  • Founded in 2006, Savannah Fruits Company is a private enterprise that exports shea butterwith the goal of creating more direct commercial links between shea butter producers and the global cosmetic ingredient markets. With financing from Root Capital, Savannah Fruits is helping to ensure that Ghanaian women shea producers receive training in quality control and consistent access to premium prices in global markets.

  • Laguna Baja ARIC is a federation of nine community-based ecotourism enterprises operating in the San Ignacio Lagoon in Mexico’s Baja Peninsula. The San Ignacio Lagoon is the last pristine gray whale birthing lagoon left on the Pacific coast of northwestern Mexico. Don Pachico runs Pachio’s Ecotours. Root Capital has been his only source of credit since 2002.

  • The Liberian Women’s Sewing Project (LWSP) is a sustainable apparel manufacturer based in Monrovia, Liberia. Established in 2009, the company is part-owned and operated by Liberian women. The organization directs 75 percent of its profits toward community development projects. The remaining profits stay within the enterprise, allowing each worker to build equity over time. In 2010, Root Capital was LWSP’s first source of financing.

  • Organic Blooming is an Ecuadorian company that produces and exports organic calla lilies. Founded in 2003, the business owns a farm with approximately 200,000 plants.

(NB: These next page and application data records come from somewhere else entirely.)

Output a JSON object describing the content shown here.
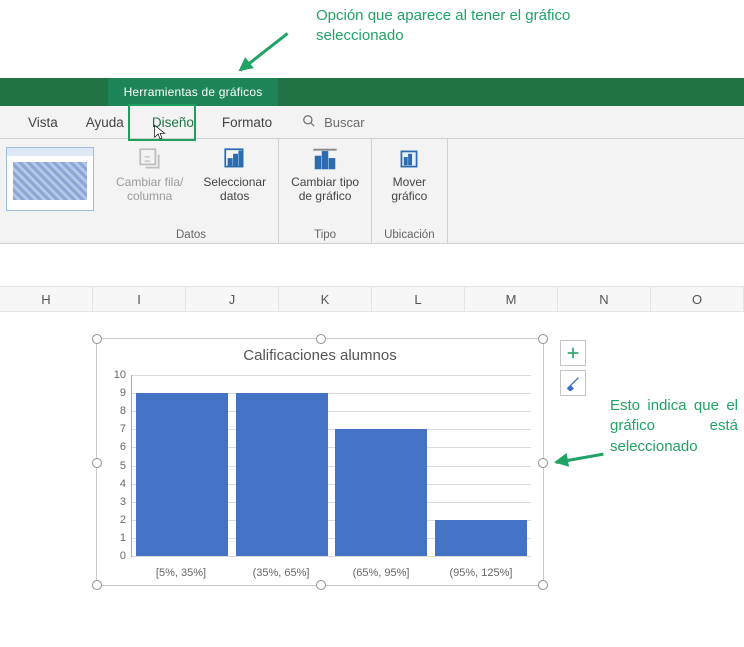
{
  "annotations": {
    "top": "Opción que aparece al tener el gráfico seleccionado",
    "right": "Esto indica que el gráfico está seleccionado"
  },
  "ribbon": {
    "context_tab": "Herramientas de gráficos",
    "tabs": [
      "Vista",
      "Ayuda",
      "Diseño",
      "Formato"
    ],
    "active_tab": "Diseño",
    "search_label": "Buscar",
    "groups": {
      "datos": {
        "label": "Datos",
        "switch_rowcol": "Cambiar fila/\ncolumna",
        "select_data": "Seleccionar\ndatos"
      },
      "tipo": {
        "label": "Tipo",
        "change_type": "Cambiar tipo\nde gráfico"
      },
      "ubicacion": {
        "label": "Ubicación",
        "move_chart": "Mover\ngráfico"
      }
    }
  },
  "sheet": {
    "columns": [
      "H",
      "I",
      "J",
      "K",
      "L",
      "M",
      "N",
      "O"
    ]
  },
  "side_buttons": {
    "add": "+",
    "brush": "brush-icon"
  },
  "chart_data": {
    "type": "bar",
    "title": "Calificaciones alumnos",
    "categories": [
      "[5%, 35%]",
      "(35%, 65%]",
      "(65%, 95%]",
      "(95%, 125%]"
    ],
    "values": [
      9,
      9,
      7,
      2
    ],
    "ylim": [
      0,
      10
    ],
    "yticks": [
      0,
      1,
      2,
      3,
      4,
      5,
      6,
      7,
      8,
      9,
      10
    ],
    "xlabel": "",
    "ylabel": ""
  }
}
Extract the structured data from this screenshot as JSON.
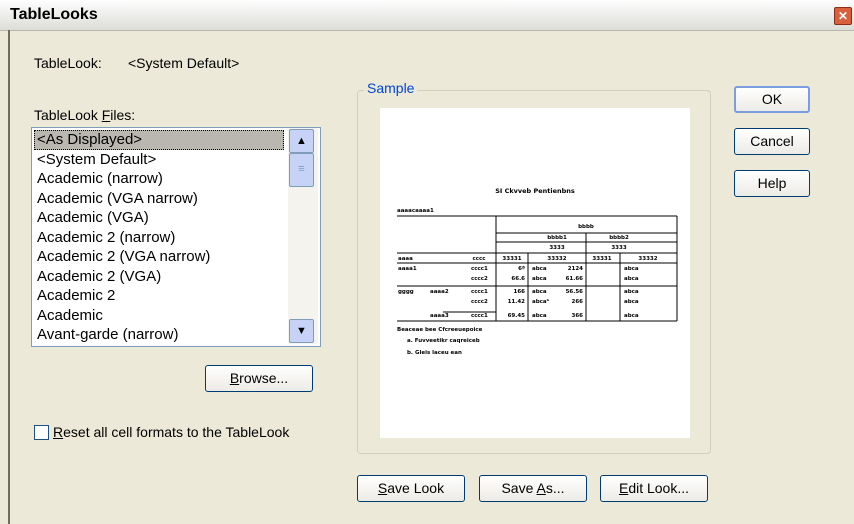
{
  "window": {
    "title": "TableLooks"
  },
  "tablelook": {
    "label": "TableLook:",
    "value": "<System Default>"
  },
  "files": {
    "label_prefix": "TableLook ",
    "label_key": "F",
    "label_rest": "iles:",
    "items": [
      "<As Displayed>",
      "<System Default>",
      "Academic (narrow)",
      "Academic (VGA narrow)",
      "Academic (VGA)",
      "Academic 2 (narrow)",
      "Academic 2 (VGA narrow)",
      "Academic 2 (VGA)",
      "Academic 2",
      "Academic",
      "Avant-garde (narrow)"
    ],
    "selected_index": 0
  },
  "browse": {
    "key": "B",
    "rest": "rowse..."
  },
  "reset": {
    "key": "R",
    "rest": "eset all cell formats to the TableLook",
    "checked": false
  },
  "sample": {
    "label": "Sample",
    "title": "SI Ckvveb Pentienbns",
    "corner": "aaaacaaaa1",
    "header_bbbb": "bbbb",
    "header_b1": "bbbb1",
    "header_b2": "bbbb2",
    "header_cccc": "3333",
    "col_labels": [
      "aaaa",
      "cccc",
      "33331",
      "33332",
      "33331",
      "33332"
    ],
    "rows": [
      [
        "aaaa1",
        "",
        "cccc1",
        "6ª",
        "abca",
        "2124",
        "abca"
      ],
      [
        "",
        "",
        "cccc2",
        "66.6",
        "abca",
        "61.66",
        "abca"
      ],
      [
        "gggg",
        "aaaa2",
        "cccc1",
        "166",
        "abca",
        "56.56",
        "abca"
      ],
      [
        "",
        "",
        "cccc2",
        "11.42",
        "abcaᵇ",
        "266",
        "abca"
      ],
      [
        "",
        "aaaa3",
        "cccc1",
        "69.45",
        "abca",
        "366",
        "abca"
      ]
    ],
    "footnote_title": "Beaceae bee Cfcreeuepoice",
    "footnotes": [
      "a. Fuvveetikr caqreiceb",
      "b. Gleis laceu ean"
    ]
  },
  "buttons": {
    "ok": "OK",
    "cancel": "Cancel",
    "help": "Help",
    "save_look": {
      "key": "S",
      "rest": "ave Look"
    },
    "save_as": {
      "pre": "Save ",
      "key": "A",
      "rest": "s..."
    },
    "edit_look": {
      "key": "E",
      "rest": "dit Look..."
    }
  }
}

The farm has achieved organic certification, and the company is committed to environmentally sound agricultural practices, to the furthering of biodiversity in the area, and to a socially responsible attitude regarding its employees.